### [Problem details]
Taking each line of the material in turn, count those with the string "offset" and answer with the count alone.

### [Working data]
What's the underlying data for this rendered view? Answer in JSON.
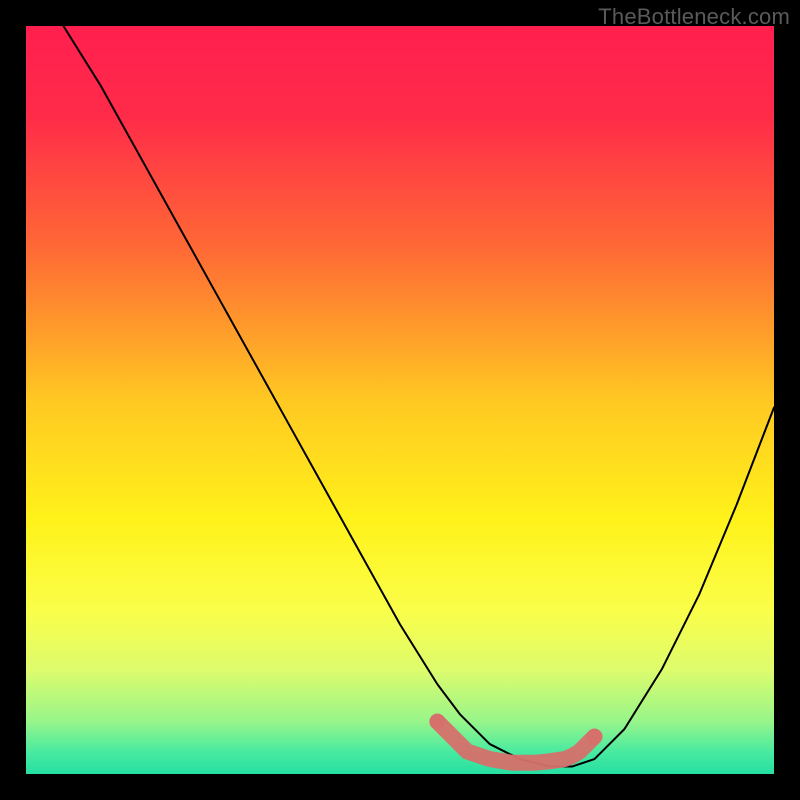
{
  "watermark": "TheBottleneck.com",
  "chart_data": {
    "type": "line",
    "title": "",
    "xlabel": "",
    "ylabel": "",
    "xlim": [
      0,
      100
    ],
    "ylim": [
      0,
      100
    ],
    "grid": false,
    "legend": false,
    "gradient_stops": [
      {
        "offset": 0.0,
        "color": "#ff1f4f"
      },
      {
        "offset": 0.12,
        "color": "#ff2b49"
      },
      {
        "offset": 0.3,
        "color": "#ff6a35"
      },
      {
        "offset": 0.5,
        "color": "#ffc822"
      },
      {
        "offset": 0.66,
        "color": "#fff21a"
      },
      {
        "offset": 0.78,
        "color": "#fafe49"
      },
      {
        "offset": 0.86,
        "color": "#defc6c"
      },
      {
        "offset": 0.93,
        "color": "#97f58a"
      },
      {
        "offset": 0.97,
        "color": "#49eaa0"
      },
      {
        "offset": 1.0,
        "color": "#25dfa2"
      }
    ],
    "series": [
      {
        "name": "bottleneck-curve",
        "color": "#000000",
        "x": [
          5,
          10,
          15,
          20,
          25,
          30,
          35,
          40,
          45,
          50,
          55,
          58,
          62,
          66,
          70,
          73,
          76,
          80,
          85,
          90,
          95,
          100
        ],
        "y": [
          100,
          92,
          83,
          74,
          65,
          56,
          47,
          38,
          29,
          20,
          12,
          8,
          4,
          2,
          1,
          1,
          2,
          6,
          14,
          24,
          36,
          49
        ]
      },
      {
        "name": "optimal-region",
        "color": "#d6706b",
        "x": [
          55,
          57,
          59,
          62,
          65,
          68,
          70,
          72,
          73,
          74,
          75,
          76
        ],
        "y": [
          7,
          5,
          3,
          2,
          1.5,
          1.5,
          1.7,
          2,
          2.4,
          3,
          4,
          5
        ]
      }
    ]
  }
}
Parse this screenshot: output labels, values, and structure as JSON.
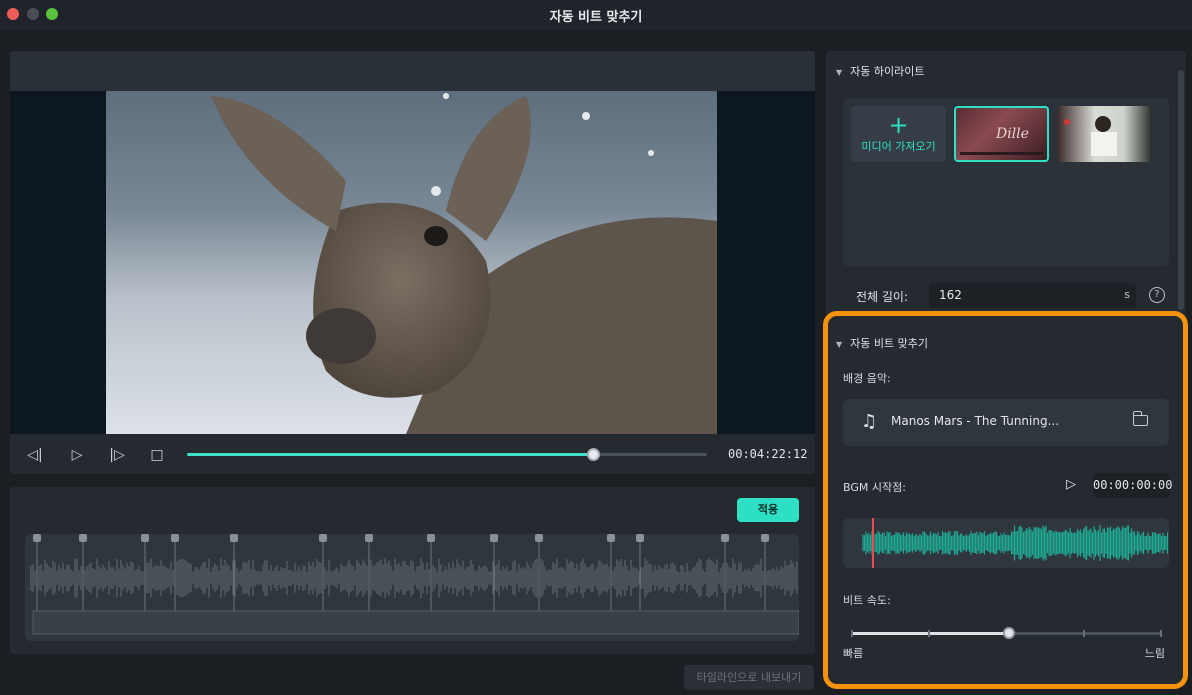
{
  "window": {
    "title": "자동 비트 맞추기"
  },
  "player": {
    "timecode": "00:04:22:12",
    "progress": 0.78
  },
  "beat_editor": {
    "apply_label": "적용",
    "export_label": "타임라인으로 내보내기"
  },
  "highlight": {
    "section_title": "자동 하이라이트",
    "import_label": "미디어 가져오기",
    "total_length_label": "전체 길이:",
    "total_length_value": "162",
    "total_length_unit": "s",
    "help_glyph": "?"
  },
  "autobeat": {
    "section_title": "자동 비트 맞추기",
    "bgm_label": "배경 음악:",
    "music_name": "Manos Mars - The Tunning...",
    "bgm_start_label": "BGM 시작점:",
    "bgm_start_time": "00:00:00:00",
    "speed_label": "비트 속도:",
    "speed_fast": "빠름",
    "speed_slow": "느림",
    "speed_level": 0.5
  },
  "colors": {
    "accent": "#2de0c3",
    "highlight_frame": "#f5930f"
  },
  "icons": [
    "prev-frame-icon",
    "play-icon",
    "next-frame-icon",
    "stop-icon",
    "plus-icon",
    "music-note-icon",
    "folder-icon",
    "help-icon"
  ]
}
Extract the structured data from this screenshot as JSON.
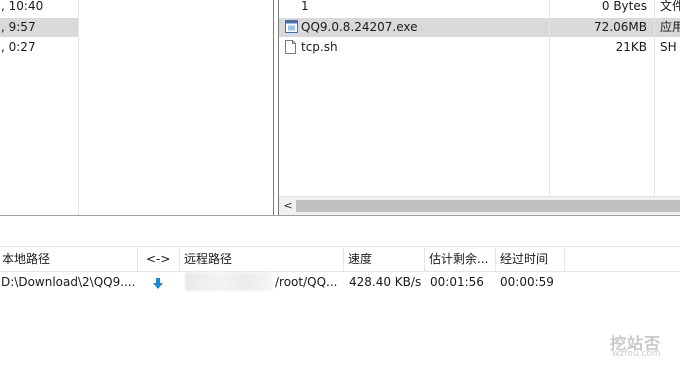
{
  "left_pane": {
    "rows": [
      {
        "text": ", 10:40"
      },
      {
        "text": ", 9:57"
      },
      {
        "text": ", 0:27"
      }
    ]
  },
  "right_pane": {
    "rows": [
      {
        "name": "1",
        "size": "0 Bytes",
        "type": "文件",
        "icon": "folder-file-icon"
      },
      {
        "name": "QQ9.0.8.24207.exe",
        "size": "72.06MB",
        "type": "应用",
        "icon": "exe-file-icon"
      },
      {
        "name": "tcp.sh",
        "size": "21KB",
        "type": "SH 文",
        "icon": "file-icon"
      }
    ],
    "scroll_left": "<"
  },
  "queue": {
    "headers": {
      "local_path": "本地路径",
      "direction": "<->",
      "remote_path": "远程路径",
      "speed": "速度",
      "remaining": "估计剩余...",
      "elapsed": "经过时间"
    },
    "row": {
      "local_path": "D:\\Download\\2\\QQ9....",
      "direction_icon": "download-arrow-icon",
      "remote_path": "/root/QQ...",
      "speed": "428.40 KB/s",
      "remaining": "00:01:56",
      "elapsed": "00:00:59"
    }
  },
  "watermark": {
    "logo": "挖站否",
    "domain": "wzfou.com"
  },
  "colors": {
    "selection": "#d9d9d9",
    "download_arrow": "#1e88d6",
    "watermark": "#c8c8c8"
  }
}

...

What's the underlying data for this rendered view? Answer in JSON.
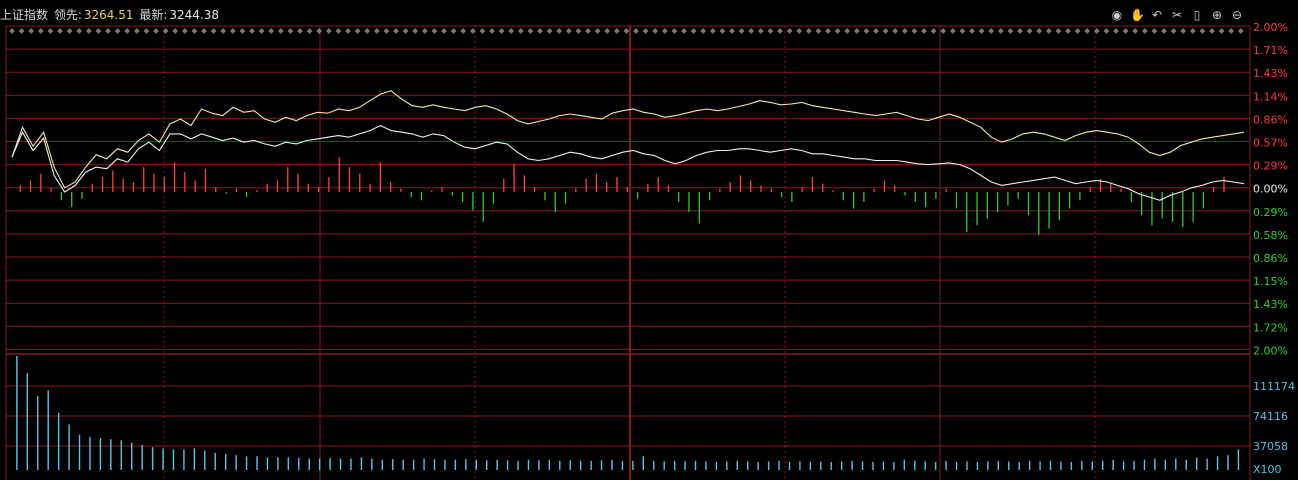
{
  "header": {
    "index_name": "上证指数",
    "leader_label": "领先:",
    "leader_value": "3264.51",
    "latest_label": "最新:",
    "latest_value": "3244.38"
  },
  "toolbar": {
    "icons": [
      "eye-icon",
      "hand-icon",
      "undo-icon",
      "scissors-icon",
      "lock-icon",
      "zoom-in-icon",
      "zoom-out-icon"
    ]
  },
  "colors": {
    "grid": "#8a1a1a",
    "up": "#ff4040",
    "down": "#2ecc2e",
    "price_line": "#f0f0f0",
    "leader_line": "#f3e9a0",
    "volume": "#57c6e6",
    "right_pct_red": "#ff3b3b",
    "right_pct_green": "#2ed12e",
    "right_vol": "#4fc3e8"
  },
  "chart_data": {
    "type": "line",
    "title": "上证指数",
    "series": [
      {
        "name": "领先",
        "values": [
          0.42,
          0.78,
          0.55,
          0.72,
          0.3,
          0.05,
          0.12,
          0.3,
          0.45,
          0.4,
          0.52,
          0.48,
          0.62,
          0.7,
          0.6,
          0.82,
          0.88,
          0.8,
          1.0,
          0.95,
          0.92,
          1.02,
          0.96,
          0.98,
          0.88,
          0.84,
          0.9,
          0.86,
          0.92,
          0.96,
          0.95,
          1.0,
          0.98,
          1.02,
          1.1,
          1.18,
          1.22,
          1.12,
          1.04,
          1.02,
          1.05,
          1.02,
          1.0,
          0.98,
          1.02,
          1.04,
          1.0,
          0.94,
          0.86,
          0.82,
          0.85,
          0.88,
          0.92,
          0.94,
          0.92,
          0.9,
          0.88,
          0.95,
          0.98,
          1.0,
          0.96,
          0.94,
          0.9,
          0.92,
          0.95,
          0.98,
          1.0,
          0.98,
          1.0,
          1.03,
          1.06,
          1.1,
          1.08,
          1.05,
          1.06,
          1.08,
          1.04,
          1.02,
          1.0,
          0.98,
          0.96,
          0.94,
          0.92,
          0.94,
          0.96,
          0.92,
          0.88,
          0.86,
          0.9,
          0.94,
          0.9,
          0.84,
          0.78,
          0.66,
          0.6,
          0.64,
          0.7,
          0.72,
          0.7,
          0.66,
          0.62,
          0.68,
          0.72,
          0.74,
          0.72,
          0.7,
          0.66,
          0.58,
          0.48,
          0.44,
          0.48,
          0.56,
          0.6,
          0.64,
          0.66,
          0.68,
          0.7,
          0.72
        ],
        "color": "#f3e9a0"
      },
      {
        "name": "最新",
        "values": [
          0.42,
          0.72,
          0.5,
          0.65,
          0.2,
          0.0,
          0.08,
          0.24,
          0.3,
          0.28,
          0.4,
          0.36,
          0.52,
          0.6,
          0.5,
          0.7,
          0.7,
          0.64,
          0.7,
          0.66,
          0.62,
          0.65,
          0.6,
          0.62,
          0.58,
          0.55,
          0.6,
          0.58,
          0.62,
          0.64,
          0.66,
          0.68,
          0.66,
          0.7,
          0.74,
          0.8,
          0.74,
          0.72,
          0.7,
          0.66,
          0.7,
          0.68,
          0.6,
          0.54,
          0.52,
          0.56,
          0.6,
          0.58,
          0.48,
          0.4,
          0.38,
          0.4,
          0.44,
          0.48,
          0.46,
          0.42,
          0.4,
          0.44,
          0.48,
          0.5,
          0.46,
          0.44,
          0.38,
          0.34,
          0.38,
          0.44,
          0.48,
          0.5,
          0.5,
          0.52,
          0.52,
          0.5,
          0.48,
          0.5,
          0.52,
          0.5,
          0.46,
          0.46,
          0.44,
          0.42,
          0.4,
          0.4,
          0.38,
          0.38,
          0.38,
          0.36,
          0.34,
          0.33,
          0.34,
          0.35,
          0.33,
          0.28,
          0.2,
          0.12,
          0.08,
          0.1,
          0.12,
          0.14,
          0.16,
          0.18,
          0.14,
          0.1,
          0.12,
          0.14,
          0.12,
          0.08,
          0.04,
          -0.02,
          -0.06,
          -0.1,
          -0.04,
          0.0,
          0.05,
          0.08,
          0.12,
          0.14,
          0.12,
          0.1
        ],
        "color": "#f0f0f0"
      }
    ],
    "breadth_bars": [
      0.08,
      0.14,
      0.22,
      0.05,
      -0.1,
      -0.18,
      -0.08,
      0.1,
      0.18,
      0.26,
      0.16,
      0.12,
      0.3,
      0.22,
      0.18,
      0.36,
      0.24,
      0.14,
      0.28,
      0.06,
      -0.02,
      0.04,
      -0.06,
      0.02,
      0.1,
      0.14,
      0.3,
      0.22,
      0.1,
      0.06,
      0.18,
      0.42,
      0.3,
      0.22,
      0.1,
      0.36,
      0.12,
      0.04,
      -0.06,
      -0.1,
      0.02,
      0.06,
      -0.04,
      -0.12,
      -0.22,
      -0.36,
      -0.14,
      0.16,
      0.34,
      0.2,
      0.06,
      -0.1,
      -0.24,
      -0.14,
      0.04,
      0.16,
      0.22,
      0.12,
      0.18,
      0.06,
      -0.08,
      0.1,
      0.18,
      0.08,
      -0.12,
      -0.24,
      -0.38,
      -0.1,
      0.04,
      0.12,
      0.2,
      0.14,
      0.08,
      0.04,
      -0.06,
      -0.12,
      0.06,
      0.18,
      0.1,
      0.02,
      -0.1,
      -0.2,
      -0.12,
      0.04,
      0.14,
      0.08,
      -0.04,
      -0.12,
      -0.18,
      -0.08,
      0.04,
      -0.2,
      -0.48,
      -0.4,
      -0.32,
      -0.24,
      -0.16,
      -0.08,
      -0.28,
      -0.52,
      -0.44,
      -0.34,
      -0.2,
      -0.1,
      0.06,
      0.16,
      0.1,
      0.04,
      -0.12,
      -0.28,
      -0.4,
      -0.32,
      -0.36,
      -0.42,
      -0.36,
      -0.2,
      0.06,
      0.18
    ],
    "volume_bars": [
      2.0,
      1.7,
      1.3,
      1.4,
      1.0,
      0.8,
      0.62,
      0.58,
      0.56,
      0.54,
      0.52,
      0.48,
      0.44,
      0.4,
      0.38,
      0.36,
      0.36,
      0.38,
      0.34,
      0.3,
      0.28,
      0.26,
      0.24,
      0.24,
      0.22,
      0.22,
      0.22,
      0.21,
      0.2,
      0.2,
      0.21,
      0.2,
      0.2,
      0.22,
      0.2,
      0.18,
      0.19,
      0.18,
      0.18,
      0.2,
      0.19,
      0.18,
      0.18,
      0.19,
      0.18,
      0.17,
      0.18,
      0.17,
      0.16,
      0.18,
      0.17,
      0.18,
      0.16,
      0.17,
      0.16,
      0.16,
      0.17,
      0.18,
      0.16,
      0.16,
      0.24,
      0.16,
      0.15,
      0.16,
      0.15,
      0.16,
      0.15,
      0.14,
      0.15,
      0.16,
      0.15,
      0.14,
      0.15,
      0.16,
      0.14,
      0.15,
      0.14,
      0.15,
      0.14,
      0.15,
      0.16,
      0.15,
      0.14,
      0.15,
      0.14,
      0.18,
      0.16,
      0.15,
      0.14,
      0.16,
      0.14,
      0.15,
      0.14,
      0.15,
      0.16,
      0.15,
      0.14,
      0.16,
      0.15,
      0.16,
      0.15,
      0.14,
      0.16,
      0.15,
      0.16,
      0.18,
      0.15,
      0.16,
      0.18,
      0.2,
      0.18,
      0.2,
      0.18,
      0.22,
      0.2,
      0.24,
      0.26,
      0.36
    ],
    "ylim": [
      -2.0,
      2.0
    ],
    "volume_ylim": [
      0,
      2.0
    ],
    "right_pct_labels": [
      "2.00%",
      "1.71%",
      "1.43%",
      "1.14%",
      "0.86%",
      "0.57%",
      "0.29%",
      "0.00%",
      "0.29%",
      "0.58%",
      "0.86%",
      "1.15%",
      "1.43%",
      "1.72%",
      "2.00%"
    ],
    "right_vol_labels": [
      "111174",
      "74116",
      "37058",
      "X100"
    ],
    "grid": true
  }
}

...

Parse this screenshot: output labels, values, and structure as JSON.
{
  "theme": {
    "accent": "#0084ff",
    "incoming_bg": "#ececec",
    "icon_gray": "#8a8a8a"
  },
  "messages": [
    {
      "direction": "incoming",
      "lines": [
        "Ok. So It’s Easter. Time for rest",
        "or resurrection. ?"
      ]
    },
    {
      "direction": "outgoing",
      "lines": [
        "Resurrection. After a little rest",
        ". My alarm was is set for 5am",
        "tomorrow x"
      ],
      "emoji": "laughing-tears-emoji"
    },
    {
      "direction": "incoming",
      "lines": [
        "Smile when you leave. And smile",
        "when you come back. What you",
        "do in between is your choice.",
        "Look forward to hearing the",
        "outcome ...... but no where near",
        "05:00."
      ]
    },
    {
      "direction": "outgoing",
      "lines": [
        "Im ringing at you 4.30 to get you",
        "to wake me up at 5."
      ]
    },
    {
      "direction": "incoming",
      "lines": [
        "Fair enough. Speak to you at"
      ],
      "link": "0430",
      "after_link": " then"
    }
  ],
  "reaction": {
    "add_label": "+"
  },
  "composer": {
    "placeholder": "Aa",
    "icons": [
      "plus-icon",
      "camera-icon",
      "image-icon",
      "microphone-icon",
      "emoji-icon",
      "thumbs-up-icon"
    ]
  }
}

### [Exercise result]
10